Filter the lines below, copying only those with the string "JSON".

::: Extracted information

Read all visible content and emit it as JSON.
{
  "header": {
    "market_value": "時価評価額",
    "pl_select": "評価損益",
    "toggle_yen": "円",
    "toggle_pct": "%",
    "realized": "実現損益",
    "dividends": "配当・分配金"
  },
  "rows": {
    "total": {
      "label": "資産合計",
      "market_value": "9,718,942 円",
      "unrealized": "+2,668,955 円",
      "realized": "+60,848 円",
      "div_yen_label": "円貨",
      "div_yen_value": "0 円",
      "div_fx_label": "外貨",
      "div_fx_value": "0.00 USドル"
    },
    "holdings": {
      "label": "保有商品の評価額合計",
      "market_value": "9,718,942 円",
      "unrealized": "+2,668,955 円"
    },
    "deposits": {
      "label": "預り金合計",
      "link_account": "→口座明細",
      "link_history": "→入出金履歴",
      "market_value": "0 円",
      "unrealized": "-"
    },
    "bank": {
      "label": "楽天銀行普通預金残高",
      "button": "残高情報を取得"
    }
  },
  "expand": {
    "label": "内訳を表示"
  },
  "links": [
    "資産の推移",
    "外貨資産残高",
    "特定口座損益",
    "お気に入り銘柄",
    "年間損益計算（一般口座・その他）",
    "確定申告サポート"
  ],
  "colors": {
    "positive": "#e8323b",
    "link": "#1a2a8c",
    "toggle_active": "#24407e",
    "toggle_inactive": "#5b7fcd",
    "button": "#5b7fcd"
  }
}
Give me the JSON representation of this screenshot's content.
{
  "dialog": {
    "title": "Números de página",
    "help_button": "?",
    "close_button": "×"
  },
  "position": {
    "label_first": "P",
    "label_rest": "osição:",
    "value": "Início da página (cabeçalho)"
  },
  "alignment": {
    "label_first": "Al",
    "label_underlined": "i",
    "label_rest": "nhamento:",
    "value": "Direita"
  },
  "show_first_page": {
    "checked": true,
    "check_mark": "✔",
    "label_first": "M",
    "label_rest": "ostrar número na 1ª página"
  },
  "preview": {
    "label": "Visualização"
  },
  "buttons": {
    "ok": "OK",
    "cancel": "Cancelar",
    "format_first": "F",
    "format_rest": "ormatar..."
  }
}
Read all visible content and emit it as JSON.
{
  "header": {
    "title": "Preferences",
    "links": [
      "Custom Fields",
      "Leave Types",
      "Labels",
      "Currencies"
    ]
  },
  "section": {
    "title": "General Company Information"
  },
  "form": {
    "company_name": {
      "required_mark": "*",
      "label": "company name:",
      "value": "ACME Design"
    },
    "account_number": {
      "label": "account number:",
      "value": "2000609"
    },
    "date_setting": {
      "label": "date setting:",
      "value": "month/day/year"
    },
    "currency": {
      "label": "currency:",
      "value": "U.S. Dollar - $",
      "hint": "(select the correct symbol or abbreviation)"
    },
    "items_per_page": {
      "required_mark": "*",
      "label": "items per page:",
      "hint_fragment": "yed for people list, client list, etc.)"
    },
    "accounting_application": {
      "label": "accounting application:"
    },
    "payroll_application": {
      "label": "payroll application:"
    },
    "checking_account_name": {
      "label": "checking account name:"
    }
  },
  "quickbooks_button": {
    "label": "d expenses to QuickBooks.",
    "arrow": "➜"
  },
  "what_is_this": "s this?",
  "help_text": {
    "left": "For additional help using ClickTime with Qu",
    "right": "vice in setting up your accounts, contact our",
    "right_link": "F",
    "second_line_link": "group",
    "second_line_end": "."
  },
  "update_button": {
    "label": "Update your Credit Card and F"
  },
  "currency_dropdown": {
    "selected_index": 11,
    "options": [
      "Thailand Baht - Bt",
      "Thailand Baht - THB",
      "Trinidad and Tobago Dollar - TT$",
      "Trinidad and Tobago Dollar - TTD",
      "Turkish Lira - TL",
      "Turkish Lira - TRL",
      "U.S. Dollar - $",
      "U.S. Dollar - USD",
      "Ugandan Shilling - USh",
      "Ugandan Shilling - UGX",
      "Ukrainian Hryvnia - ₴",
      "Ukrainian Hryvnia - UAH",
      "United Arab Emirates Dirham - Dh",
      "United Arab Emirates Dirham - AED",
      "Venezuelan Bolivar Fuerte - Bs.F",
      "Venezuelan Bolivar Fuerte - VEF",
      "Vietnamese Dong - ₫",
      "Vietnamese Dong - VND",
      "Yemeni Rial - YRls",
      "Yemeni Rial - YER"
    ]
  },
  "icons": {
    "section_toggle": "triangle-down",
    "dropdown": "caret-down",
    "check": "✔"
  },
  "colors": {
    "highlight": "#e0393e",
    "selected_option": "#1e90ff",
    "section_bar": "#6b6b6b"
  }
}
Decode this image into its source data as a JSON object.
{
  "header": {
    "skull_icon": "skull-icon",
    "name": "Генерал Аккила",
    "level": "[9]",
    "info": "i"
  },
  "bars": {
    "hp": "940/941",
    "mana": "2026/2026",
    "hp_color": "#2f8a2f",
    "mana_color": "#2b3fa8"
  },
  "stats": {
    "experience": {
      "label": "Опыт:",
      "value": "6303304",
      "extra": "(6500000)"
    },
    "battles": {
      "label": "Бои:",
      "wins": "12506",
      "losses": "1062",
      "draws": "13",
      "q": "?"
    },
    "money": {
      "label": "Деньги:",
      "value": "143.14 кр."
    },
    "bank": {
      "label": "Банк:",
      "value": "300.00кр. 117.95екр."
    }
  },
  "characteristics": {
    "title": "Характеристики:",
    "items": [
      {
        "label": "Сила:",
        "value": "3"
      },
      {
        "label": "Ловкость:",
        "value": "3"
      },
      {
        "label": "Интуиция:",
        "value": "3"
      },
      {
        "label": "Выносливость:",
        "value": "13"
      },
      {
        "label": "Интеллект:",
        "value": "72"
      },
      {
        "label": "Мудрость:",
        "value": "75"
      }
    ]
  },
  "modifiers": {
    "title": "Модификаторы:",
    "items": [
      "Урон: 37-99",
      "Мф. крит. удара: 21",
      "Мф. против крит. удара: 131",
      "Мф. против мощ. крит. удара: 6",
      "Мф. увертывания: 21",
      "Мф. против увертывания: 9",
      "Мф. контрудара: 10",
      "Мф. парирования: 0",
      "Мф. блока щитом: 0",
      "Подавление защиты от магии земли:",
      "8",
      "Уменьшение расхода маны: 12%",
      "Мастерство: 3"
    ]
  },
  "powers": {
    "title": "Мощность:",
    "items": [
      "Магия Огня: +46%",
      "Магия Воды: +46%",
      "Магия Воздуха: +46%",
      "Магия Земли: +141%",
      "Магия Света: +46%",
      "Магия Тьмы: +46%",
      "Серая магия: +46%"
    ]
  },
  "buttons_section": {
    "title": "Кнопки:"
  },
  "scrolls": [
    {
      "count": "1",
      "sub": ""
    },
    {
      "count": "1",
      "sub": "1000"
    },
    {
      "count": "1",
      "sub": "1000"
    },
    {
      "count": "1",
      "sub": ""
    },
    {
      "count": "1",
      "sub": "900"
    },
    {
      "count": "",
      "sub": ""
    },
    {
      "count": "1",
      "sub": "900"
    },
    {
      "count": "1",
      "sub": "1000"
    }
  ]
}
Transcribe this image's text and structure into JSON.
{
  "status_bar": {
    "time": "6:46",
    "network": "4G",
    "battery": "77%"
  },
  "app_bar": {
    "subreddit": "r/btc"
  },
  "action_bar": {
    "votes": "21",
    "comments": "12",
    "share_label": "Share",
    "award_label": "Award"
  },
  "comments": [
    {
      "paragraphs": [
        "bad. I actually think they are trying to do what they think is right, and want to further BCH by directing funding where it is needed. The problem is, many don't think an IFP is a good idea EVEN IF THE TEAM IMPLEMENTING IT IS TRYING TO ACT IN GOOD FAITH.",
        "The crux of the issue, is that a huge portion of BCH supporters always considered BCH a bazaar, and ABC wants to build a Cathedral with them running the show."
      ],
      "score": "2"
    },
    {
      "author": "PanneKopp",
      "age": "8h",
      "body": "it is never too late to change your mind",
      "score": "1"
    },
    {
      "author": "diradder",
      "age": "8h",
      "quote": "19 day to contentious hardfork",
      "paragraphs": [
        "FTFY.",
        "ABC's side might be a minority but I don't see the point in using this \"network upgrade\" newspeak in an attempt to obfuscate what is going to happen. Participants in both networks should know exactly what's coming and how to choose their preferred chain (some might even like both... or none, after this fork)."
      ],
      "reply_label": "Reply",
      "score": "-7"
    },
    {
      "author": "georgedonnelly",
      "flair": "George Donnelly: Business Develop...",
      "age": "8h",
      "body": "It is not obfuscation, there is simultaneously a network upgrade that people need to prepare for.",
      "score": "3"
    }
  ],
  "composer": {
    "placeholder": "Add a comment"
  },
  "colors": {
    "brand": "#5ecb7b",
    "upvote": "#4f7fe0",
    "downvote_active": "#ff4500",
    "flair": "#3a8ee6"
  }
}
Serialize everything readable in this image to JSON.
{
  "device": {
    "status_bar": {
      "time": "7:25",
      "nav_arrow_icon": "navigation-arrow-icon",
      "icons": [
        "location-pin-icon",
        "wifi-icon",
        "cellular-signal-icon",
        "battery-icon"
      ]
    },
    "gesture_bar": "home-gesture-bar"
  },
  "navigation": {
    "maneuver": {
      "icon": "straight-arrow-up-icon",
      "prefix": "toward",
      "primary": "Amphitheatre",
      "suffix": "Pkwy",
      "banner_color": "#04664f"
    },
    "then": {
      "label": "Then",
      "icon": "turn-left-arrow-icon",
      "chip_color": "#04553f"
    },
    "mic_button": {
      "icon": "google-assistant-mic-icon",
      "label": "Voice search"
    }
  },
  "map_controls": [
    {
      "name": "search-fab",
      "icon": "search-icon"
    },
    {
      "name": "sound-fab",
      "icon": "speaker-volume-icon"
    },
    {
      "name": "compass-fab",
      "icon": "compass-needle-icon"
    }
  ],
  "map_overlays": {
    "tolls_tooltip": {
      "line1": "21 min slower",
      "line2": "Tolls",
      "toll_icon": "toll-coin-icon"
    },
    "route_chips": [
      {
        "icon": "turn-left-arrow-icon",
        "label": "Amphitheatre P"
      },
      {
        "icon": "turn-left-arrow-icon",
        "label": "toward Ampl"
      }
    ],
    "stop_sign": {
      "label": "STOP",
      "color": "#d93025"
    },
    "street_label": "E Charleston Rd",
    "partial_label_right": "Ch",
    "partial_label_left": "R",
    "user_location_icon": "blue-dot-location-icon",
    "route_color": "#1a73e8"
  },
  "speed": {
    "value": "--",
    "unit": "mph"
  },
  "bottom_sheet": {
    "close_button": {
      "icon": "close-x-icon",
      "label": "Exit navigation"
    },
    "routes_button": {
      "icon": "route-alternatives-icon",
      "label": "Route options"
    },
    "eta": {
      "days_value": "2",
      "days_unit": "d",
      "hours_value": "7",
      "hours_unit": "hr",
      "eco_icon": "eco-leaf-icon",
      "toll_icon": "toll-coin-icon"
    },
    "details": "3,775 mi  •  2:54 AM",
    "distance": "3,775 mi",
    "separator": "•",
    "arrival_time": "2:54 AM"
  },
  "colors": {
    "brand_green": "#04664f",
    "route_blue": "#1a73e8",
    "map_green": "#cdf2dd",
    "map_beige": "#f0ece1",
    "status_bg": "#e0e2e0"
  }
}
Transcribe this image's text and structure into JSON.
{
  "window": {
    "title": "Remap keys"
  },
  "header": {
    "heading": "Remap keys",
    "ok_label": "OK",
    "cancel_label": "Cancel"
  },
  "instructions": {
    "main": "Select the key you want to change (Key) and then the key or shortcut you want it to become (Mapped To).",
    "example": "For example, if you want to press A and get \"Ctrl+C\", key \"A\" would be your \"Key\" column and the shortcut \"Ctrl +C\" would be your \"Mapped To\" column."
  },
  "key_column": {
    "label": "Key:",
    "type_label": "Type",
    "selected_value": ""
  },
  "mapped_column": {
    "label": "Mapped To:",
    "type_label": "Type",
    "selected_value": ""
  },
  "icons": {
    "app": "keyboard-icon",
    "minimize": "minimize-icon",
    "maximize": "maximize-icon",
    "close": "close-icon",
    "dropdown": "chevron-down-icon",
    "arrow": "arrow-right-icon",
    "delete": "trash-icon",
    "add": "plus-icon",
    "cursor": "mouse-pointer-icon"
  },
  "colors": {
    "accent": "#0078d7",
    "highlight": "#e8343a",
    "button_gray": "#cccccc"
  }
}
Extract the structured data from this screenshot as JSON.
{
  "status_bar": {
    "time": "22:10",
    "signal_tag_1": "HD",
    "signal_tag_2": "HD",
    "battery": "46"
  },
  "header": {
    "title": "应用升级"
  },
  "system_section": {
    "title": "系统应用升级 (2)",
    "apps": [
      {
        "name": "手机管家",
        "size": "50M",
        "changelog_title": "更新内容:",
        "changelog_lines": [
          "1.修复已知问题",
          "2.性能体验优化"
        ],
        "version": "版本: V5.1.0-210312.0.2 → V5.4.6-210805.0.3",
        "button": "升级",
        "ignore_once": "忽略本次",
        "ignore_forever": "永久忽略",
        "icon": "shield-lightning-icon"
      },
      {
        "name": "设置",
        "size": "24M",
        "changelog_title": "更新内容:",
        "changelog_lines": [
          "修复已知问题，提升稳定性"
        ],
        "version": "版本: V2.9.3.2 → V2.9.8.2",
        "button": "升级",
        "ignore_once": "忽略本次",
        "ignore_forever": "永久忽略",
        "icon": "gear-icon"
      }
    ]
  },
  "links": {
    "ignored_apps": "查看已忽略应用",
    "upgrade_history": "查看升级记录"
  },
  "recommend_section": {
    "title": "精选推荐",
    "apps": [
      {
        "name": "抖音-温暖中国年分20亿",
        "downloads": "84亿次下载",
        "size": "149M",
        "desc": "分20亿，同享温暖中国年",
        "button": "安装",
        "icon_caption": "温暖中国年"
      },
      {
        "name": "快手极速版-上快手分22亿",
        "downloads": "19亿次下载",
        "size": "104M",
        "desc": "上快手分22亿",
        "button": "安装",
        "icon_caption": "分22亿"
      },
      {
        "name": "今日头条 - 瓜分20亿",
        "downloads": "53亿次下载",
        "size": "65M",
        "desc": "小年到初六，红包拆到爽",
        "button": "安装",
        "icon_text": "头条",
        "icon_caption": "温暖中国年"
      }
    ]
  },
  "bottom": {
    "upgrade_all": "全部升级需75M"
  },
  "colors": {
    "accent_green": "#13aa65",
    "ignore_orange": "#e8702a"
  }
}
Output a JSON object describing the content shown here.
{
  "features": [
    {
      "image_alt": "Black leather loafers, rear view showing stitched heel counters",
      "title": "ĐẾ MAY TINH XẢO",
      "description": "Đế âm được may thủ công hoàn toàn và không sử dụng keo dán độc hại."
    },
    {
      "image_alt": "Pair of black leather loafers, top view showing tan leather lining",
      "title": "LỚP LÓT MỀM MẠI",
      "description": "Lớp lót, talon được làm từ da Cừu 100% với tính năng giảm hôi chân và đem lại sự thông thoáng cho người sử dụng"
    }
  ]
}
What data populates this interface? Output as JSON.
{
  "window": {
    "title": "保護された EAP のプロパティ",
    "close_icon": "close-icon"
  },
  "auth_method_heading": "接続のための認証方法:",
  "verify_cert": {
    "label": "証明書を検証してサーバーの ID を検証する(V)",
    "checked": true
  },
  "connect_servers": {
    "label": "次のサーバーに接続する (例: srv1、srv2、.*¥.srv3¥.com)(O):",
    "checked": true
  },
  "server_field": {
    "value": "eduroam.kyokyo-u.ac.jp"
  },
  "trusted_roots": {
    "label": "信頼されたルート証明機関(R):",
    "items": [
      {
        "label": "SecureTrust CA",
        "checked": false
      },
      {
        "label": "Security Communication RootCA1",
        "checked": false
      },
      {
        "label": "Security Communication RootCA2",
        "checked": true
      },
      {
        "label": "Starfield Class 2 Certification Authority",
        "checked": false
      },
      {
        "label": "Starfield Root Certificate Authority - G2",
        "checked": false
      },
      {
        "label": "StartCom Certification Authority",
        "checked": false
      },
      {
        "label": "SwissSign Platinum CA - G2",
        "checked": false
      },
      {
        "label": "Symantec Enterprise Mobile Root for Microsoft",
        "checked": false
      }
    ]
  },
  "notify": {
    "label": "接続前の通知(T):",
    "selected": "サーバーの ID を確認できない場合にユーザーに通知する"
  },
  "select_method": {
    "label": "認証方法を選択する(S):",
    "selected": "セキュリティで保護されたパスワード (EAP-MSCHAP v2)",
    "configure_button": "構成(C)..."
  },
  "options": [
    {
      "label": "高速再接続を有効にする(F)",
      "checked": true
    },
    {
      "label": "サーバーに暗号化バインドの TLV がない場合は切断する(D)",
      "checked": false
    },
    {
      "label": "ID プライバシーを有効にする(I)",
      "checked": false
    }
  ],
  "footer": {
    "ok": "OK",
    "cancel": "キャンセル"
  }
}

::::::

■ Answer for this exercise ■
Read all visible content and emit it as JSON.
Give me the JSON representation of this screenshot's content.
Read all visible content and emit it as JSON.
Decode this image into its source data as a JSON object.
Transcribe this image's text and structure into JSON.
Serialize everything readable in this image to JSON.
Transcribe this image's text and structure into JSON.
Extract the structured data from this screenshot as JSON.
Output a JSON object describing the content shown here.
What data populates this interface? Output as JSON.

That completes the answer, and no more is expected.